## [Entries provided]

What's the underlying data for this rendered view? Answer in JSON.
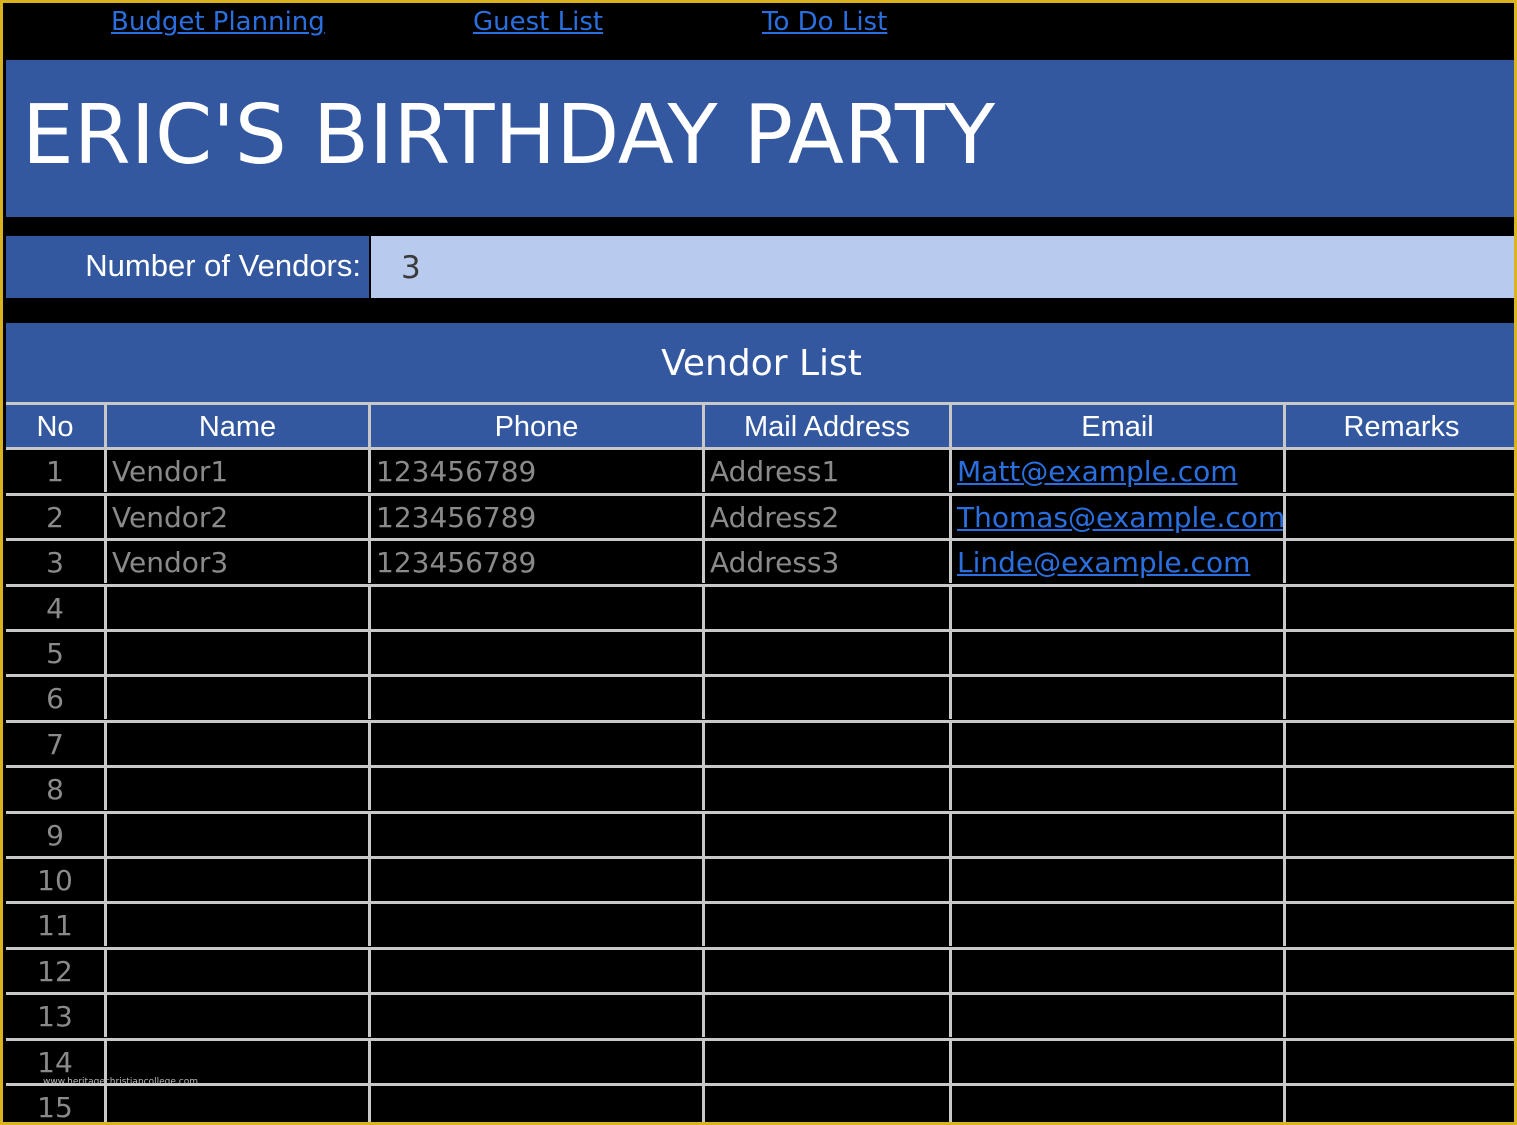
{
  "nav": {
    "links": [
      "Budget Planning",
      "Guest List",
      "To Do List"
    ]
  },
  "title": "ERIC'S BIRTHDAY PARTY",
  "vendors_count": {
    "label": "Number of Vendors:",
    "value": "3"
  },
  "list_title": "Vendor List",
  "table": {
    "columns": [
      "No",
      "Name",
      "Phone",
      "Mail Address",
      "Email",
      "Remarks"
    ],
    "rows": [
      {
        "no": "1",
        "name": "Vendor1",
        "phone": "123456789",
        "address": "Address1",
        "email": "Matt@example.com",
        "remarks": ""
      },
      {
        "no": "2",
        "name": "Vendor2",
        "phone": "123456789",
        "address": "Address2",
        "email": "Thomas@example.com",
        "remarks": ""
      },
      {
        "no": "3",
        "name": "Vendor3",
        "phone": "123456789",
        "address": "Address3",
        "email": "Linde@example.com",
        "remarks": ""
      },
      {
        "no": "4",
        "name": "",
        "phone": "",
        "address": "",
        "email": "",
        "remarks": ""
      },
      {
        "no": "5",
        "name": "",
        "phone": "",
        "address": "",
        "email": "",
        "remarks": ""
      },
      {
        "no": "6",
        "name": "",
        "phone": "",
        "address": "",
        "email": "",
        "remarks": ""
      },
      {
        "no": "7",
        "name": "",
        "phone": "",
        "address": "",
        "email": "",
        "remarks": ""
      },
      {
        "no": "8",
        "name": "",
        "phone": "",
        "address": "",
        "email": "",
        "remarks": ""
      },
      {
        "no": "9",
        "name": "",
        "phone": "",
        "address": "",
        "email": "",
        "remarks": ""
      },
      {
        "no": "10",
        "name": "",
        "phone": "",
        "address": "",
        "email": "",
        "remarks": ""
      },
      {
        "no": "11",
        "name": "",
        "phone": "",
        "address": "",
        "email": "",
        "remarks": ""
      },
      {
        "no": "12",
        "name": "",
        "phone": "",
        "address": "",
        "email": "",
        "remarks": ""
      },
      {
        "no": "13",
        "name": "",
        "phone": "",
        "address": "",
        "email": "",
        "remarks": ""
      },
      {
        "no": "14",
        "name": "",
        "phone": "",
        "address": "",
        "email": "",
        "remarks": ""
      },
      {
        "no": "15",
        "name": "",
        "phone": "",
        "address": "",
        "email": "",
        "remarks": ""
      }
    ]
  },
  "watermark": "www.heritagechristiancollege.com",
  "colors": {
    "band": "#3358a0",
    "value_fill": "#b8cbee",
    "link": "#2a6fe0",
    "frame": "#d9b420"
  }
}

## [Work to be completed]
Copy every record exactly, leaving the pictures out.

## [Answer section]
What's the underlying data for this rendered view? Answer in JSON.
{
  "nav": {
    "links": [
      "Budget Planning",
      "Guest List",
      "To Do List"
    ]
  },
  "title": "ERIC'S BIRTHDAY PARTY",
  "vendors_count": {
    "label": "Number of Vendors:",
    "value": "3"
  },
  "list_title": "Vendor List",
  "table": {
    "columns": [
      "No",
      "Name",
      "Phone",
      "Mail Address",
      "Email",
      "Remarks"
    ],
    "rows": [
      {
        "no": "1",
        "name": "Vendor1",
        "phone": "123456789",
        "address": "Address1",
        "email": "Matt@example.com",
        "remarks": ""
      },
      {
        "no": "2",
        "name": "Vendor2",
        "phone": "123456789",
        "address": "Address2",
        "email": "Thomas@example.com",
        "remarks": ""
      },
      {
        "no": "3",
        "name": "Vendor3",
        "phone": "123456789",
        "address": "Address3",
        "email": "Linde@example.com",
        "remarks": ""
      },
      {
        "no": "4",
        "name": "",
        "phone": "",
        "address": "",
        "email": "",
        "remarks": ""
      },
      {
        "no": "5",
        "name": "",
        "phone": "",
        "address": "",
        "email": "",
        "remarks": ""
      },
      {
        "no": "6",
        "name": "",
        "phone": "",
        "address": "",
        "email": "",
        "remarks": ""
      },
      {
        "no": "7",
        "name": "",
        "phone": "",
        "address": "",
        "email": "",
        "remarks": ""
      },
      {
        "no": "8",
        "name": "",
        "phone": "",
        "address": "",
        "email": "",
        "remarks": ""
      },
      {
        "no": "9",
        "name": "",
        "phone": "",
        "address": "",
        "email": "",
        "remarks": ""
      },
      {
        "no": "10",
        "name": "",
        "phone": "",
        "address": "",
        "email": "",
        "remarks": ""
      },
      {
        "no": "11",
        "name": "",
        "phone": "",
        "address": "",
        "email": "",
        "remarks": ""
      },
      {
        "no": "12",
        "name": "",
        "phone": "",
        "address": "",
        "email": "",
        "remarks": ""
      },
      {
        "no": "13",
        "name": "",
        "phone": "",
        "address": "",
        "email": "",
        "remarks": ""
      },
      {
        "no": "14",
        "name": "",
        "phone": "",
        "address": "",
        "email": "",
        "remarks": ""
      },
      {
        "no": "15",
        "name": "",
        "phone": "",
        "address": "",
        "email": "",
        "remarks": ""
      }
    ]
  },
  "watermark": "www.heritagechristiancollege.com",
  "colors": {
    "band": "#3358a0",
    "value_fill": "#b8cbee",
    "link": "#2a6fe0",
    "frame": "#d9b420"
  }
}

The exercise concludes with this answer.